As this is my final year at university I was searching for jobs in September or volunteering work. I came across Connections in Mind on Indeed and I have been an intern at Connections in Mind since March. Yesterday whilst conducting my work, Imogen asked me if I wanted to come to a conference in Essex, on Inclusion. I was slightly anxious because I did not know what to expect because I have never been to a conference before. But I thought it would be a great opportunity for me to understand more about executive functions and inclusion in schools. I woke up at 7:45, which is very early for me (bearing in mind that I am a student who loves to sleep and takes regular naps throughout the day like a baby!). I drove from my house in Chadwell Heath to Pitsea on the A12. I was unaware of the speed limit so I kept driving really slow. I thought the sun kept shining in my eyes but cars kept flashing me because I was driving so slow. After my slow driving, I arrived at the event. I met Tanya and Richard who both work as coaches at Connections in Mind.
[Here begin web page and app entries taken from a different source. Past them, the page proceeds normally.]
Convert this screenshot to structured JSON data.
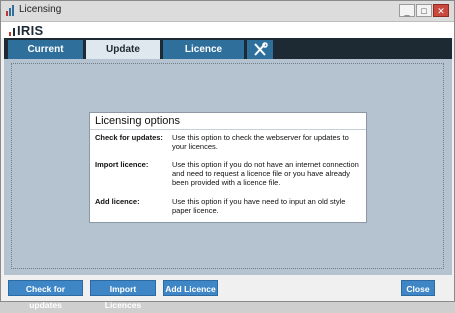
{
  "window": {
    "title": "Licensing",
    "minimize_glyph": "_",
    "maximize_glyph": "□",
    "close_glyph": "✕"
  },
  "brand": {
    "name": "IRIS"
  },
  "tabs": [
    {
      "label": "Current Licences"
    },
    {
      "label": "Update Licences",
      "active": true
    },
    {
      "label": "Licence Agreement"
    }
  ],
  "tools_tab_icon": "tools-icon",
  "options_panel": {
    "title": "Licensing options",
    "rows": [
      {
        "label": "Check for updates:",
        "desc": "Use this option to check the webserver for updates to your licences."
      },
      {
        "label": "Import licence:",
        "desc": "Use this option if you do not have an internet connection and need to request a licence file or you have already been provided with a licence file."
      },
      {
        "label": "Add licence:",
        "desc": "Use this option if you have need to input an old style paper licence."
      }
    ]
  },
  "footer": {
    "check_label": "Check for updates",
    "import_label": "Import Licences",
    "add_label": "Add Licence",
    "close_label": "Close"
  },
  "colors": {
    "accent": "#3f86c6",
    "tabbar": "#1e2a33",
    "tab": "#2f6f9c",
    "content_bg": "#b5c2cf"
  }
}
My job today was a social media correspondent for the event, so I was live tweeting, taking photos and making notes. Being a millennial you would think that this would be an easy job for me. But I am one of the few millennials that does not use social media (yes we do exist).
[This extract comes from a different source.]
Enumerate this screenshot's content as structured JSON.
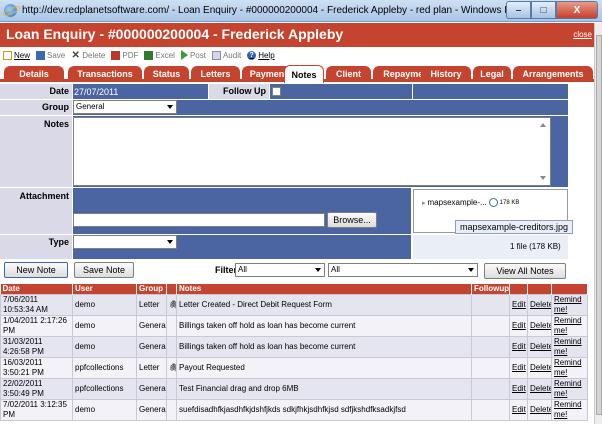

The first talk was from Peter Tatchell on ‘How to Change the World’. His main points was that education plays a big part in reducing hate crime on the streets and bullying in schools. He emphasises the point that no child is born a bigot and that parents and role models around the children introduce bigotry into children.

The next talk was from Maria Tspali on ‘how to change the classroom’. She mentioned the benefits of play in the classroom, which improves literacy skills. Her main point was that teachers should incorporate the mixed approach of direction instruction (traditional approach) and discovery learning (constructivist approach) in the classroom known as inquiry learning. Surprisingly, I knew what Maria was talking about during her presentation because I took the educational psychology module at university (finally my university education taught me something useful). It was good to see the theory I learnt being put into practice.

Personally, psychology at university is very theory based, the only practical I conducted at university was a brain dissection during my second year, which I hated by the way. Therefore, coming to the conference enabled me to see how they put psychological theories of education into the classroom and education system. Connections in Mind conducted a workshop on how executive functions are important in the classroom not just for special educational needs students but for all types of students, for example those from low socioeconomic backgrounds, students with attachment disorders and even neurotypical students.

The next three speakers were inspirational speakers talking about what inspired them throughout their careers. One of the speakers called Louise Hodgson Clark was an excellent orator and really stood out to me. Louise Hodgson Clark is a PE teacher from Canvey Island from a dual heritage background. She spoke about being the only black female in her home town and how her school used to unconsciously exclude her and that teachers should be mindful of that. The reason why she stood out to me because she is a black powerful female, who had such a strong presence. Being a black female myself, it was nice to see her talk so strongly and passionately about teaching and her experience. Being an BME (black ethnic minority) in this country is quite hard. Although I have never experienced any of that hardship in my 21 years of living. But the field of psychology is predominantly white middle-class males and I am the complete opposite of that. So, who knows if I will experience unconscious bias in my future. Hopefully not because I would like to view England as being a diverse and accepting country.

Suzy Stride another speaker, who is a Labour MP also spoke about being from the East End and going to Cambridge University and working in Parliament where she stated that ‘there was no black people, working class people and normal people’, which I found quite funny at the time. But when you process what Suzy said, it is reality for some of people in society, females, BMEs, working class and many others. The last speaker was Louise Clarkson from the mental health charity ‘Mind’, she spoke about the importance of mental health in education as it improves in inclusion in schools (another thing I learnt at university). Overall, I had a really good day it was good to learn about inclusion in schools and more about what they do at Connections in Mind. Hopefully you enjoyed reading my blog, be nice it’s my first time

Alise Krystal Lewis

Victoria Bagnall
Victoria Bagnall